» **THE PROBLEM**
Every line in the data below that includes "type" belongs in the answer, copied as it stands.

(Data records for software interfaces)
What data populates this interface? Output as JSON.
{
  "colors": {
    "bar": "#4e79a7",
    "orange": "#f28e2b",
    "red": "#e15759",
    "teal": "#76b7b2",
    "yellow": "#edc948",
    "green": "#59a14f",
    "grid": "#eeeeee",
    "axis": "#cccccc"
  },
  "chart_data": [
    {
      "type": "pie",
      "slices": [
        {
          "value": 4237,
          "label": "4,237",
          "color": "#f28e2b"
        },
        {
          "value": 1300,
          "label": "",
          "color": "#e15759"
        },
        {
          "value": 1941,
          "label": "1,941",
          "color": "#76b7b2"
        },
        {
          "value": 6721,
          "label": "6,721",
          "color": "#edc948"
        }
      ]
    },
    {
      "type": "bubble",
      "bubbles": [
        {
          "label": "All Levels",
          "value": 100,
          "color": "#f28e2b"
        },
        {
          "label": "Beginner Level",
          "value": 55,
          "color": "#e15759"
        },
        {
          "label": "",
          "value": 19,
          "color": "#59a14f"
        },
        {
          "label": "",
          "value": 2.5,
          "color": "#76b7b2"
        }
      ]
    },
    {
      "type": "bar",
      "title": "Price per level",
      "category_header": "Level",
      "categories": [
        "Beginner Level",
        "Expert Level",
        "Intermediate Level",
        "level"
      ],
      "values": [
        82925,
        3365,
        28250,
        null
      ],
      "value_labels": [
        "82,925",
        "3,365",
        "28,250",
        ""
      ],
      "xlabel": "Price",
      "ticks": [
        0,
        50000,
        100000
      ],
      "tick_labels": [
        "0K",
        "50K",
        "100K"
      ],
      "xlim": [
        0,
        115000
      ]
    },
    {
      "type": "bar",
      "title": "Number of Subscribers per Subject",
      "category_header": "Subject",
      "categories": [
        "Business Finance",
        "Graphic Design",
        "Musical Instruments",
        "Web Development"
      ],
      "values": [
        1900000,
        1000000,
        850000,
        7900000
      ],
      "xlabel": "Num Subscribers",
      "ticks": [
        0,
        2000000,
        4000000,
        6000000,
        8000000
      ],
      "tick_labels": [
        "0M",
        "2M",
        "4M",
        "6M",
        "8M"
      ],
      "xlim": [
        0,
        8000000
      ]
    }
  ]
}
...
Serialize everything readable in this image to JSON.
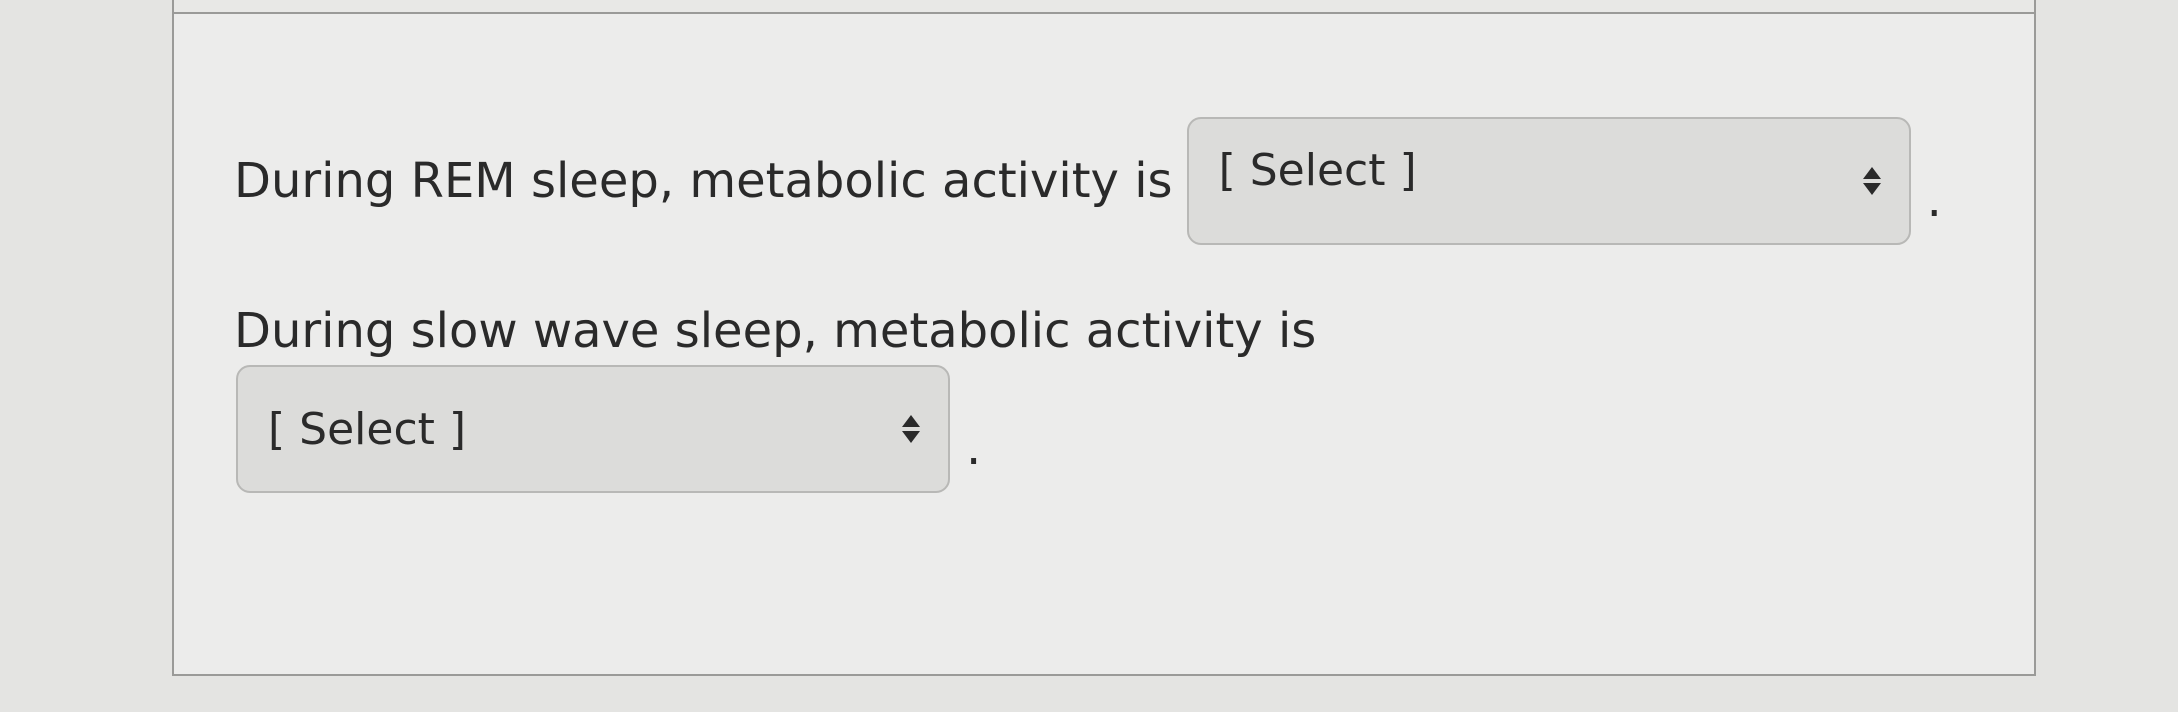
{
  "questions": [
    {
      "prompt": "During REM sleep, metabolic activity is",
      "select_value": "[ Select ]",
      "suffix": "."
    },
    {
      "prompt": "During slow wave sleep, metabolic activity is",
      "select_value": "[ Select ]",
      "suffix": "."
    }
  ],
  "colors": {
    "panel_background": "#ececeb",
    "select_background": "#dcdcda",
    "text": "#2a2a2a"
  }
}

» **PROBLEM SOLUTION**
      "type": "pie",
      "type": "bubble",
      "type": "bar",
      "type": "bar",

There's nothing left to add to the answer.